A.V. Club Most Read

News Newswire Great Job, Internet!
TV Club All Reviews What's On Tonight
Video All Video A.V. Undercover A.V. Cocktail Club Film Club
Reviews All Reviews Film TV Music Books
Features All Features Newswire What Are You Watching?
Sections Film Tv Music Food Comedy Books Games Aux
Our Company About Us Contact Advertise Privacy Policy Careers RSS
Onion Inc. Sites The Onion The A.V. Club ClickHole Onion Studios

Sepultura: Kairos

C-

Sepultura

Album: Kairos
Label: Nuclear Blast

Community Grade

  • A
  • A-
  • B+
  • B
  • B-
  • C+
  • C
  • C-
  • D+
  • D
  • D-
  • F
?

Your Grade

?

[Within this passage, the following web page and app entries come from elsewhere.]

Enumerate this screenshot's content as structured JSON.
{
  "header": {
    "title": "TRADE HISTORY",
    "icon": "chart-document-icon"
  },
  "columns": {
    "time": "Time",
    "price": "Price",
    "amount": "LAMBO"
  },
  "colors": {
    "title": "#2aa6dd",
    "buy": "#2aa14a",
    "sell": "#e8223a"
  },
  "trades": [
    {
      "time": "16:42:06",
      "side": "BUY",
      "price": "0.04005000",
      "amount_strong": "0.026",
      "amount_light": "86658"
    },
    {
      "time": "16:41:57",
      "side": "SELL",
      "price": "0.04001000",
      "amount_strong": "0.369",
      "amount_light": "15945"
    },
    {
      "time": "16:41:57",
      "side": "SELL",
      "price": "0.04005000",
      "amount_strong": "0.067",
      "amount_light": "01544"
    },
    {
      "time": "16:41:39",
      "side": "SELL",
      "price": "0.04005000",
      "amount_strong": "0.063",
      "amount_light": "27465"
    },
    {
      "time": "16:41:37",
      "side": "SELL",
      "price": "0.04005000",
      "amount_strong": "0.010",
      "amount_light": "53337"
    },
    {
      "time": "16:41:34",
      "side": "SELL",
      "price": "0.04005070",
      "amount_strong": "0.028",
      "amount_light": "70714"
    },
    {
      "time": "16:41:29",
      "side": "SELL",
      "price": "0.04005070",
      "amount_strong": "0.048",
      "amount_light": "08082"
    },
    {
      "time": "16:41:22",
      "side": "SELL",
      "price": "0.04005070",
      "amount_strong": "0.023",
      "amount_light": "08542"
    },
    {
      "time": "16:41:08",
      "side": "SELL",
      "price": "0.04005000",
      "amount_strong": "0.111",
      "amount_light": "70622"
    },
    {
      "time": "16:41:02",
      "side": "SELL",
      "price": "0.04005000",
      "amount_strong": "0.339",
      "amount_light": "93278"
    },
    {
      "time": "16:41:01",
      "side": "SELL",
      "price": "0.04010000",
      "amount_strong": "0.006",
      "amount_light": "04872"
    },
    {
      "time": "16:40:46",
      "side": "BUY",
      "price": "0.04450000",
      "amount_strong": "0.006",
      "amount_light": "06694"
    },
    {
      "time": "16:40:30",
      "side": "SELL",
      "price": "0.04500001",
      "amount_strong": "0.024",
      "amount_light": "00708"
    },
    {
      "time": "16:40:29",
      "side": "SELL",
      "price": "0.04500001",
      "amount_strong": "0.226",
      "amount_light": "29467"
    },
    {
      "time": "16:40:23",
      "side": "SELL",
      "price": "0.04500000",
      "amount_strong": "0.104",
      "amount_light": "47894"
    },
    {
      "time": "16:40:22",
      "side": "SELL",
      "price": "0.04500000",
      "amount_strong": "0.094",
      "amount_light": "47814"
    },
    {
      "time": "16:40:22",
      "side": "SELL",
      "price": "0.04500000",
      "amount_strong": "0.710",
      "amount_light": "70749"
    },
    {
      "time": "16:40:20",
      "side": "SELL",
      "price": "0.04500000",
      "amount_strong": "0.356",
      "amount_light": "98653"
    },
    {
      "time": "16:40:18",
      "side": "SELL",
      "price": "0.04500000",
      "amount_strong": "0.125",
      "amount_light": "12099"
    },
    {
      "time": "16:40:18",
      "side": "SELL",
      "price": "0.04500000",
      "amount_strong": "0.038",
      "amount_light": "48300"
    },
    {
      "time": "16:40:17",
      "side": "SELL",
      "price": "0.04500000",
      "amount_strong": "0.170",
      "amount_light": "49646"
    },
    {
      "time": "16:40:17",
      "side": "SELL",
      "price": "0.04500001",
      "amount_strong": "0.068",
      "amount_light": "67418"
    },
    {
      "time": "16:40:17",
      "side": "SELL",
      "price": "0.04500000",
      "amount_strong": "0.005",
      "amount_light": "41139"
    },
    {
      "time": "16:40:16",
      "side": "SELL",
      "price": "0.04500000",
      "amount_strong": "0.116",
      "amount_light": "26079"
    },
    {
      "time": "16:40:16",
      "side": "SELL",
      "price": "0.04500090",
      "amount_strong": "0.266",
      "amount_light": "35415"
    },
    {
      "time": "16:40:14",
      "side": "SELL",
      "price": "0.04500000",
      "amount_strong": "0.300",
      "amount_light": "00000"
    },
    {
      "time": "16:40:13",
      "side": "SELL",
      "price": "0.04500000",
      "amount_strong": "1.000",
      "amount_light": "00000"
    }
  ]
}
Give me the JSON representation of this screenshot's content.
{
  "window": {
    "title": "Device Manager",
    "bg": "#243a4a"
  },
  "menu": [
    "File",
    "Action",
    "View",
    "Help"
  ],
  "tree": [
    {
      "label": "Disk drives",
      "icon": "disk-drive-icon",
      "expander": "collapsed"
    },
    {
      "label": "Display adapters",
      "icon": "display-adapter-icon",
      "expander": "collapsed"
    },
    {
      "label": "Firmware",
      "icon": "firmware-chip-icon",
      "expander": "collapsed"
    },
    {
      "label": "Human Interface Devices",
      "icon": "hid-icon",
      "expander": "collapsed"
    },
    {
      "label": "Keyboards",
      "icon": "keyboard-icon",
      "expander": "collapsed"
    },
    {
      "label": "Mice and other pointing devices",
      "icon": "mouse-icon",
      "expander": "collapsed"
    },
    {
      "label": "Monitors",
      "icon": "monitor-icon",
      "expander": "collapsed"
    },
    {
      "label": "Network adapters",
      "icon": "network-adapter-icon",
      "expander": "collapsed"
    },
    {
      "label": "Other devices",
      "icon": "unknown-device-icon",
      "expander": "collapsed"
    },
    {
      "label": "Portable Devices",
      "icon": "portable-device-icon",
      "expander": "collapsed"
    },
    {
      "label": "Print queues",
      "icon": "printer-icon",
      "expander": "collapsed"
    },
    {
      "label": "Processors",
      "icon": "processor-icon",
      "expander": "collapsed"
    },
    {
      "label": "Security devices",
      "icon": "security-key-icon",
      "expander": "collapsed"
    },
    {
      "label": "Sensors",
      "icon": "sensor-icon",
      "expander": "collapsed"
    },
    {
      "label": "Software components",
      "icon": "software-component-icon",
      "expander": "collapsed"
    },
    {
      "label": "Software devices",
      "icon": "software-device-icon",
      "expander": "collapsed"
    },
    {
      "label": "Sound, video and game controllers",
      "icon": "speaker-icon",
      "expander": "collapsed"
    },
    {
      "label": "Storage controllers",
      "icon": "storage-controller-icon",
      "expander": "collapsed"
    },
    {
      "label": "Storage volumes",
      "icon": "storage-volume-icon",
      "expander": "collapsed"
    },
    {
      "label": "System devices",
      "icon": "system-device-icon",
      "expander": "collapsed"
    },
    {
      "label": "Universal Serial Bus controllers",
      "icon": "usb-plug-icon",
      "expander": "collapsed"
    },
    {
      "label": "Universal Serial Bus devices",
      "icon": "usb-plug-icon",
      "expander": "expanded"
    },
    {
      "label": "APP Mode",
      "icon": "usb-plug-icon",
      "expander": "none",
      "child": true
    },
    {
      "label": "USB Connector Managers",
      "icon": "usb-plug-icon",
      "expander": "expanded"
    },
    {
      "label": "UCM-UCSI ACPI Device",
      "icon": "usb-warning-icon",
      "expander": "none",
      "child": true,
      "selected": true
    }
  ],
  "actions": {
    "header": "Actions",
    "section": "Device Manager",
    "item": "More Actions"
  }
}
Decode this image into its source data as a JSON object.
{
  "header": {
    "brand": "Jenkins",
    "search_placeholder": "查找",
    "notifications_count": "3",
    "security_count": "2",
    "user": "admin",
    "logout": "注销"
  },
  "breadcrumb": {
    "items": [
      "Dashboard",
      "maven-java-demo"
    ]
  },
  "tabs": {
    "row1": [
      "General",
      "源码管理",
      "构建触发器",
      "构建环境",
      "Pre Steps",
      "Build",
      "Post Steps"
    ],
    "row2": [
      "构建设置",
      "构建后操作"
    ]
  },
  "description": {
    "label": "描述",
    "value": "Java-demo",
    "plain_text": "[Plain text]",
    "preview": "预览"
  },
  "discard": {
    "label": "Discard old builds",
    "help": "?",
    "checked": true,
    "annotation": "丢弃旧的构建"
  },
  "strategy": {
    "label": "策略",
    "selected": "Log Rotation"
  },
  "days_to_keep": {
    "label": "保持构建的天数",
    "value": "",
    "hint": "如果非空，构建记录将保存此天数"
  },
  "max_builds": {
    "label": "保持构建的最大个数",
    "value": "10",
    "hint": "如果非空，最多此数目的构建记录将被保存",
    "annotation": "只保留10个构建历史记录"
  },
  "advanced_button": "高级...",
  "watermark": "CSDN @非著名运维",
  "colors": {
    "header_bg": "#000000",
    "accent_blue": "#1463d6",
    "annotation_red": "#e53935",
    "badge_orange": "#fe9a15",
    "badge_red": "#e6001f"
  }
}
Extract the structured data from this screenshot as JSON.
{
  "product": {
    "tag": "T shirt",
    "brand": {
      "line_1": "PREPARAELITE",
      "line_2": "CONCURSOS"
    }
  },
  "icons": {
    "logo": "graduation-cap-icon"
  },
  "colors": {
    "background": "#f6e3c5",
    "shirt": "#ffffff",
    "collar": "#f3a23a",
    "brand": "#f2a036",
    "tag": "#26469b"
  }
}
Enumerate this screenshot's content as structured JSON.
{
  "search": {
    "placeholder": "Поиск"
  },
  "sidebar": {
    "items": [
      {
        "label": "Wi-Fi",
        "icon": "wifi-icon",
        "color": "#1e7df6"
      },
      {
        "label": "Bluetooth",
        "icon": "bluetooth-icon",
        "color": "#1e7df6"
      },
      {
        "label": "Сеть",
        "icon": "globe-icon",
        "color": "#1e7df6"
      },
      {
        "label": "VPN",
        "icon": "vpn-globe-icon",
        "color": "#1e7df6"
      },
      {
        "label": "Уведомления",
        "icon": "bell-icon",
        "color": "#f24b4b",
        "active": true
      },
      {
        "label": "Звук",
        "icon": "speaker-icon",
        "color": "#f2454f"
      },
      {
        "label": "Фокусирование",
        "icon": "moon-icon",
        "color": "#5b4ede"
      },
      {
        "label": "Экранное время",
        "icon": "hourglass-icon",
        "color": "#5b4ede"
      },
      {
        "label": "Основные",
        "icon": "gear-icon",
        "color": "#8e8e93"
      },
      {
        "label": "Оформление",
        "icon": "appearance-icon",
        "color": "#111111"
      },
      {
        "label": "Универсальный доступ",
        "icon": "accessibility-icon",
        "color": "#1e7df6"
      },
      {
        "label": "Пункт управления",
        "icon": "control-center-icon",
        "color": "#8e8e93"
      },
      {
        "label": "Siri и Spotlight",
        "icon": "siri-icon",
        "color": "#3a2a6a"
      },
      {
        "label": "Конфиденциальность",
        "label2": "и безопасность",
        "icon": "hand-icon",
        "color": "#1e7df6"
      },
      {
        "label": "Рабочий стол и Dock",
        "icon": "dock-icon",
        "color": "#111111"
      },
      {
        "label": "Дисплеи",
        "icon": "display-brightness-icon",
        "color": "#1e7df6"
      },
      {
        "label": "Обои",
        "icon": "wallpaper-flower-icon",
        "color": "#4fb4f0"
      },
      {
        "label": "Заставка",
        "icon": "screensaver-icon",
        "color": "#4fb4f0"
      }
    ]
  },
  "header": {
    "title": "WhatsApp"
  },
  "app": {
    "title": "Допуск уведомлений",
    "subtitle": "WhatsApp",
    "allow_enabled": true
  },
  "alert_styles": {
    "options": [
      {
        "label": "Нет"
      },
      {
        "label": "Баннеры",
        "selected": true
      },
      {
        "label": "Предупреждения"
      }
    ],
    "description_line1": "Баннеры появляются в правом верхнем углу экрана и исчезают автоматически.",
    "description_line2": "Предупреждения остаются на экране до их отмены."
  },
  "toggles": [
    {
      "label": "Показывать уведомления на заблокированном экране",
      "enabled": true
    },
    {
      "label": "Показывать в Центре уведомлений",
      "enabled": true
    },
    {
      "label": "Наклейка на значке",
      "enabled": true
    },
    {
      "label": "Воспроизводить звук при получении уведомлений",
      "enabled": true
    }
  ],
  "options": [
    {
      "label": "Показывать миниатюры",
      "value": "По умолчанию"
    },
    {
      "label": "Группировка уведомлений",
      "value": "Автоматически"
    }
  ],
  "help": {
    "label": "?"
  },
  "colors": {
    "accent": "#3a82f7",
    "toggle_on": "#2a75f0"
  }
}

Like a venomous snake with its head chopped off, Sepultura has been writhing along for more than a decade minus singer-guitarist Max Cavalera, who acrimoniously quit the pioneering Brazilian metal group in 1997 to form the successful Soulfly. Since then, Sepultura has been in a slow, steady downward spiral. Kairos, the band’s sixth album featuring Cavalera’s barely adequate replacement, Derrick Green, isn’t going to alter that trajectory. But Kairos still has aspirations. Where Sepultura’s last full-length, 2009’s A-Lex, is an ambitiously flawed album based on Anthony Burgess’ A Clockwork Orange, Kairos is just a bunch of songs. And yet the group claims there’s a concept of sorts. Allegedly containing a self-absorbed storyline that ponders the subjectivity of time as filtered through the band’s tumultuous, 27-year history, Kairos is sprinkled with bland ambient interludes and spoken-word blather. The meat of the disc, though, is tough and flavorless, strung together by Andreas Kisser’s exhausted guitar repertoire of thrash riffs. That said, Kairos features a fair amount of strength and suppleness. But at this point in Sepultura’s career, it feels likes muscle memory.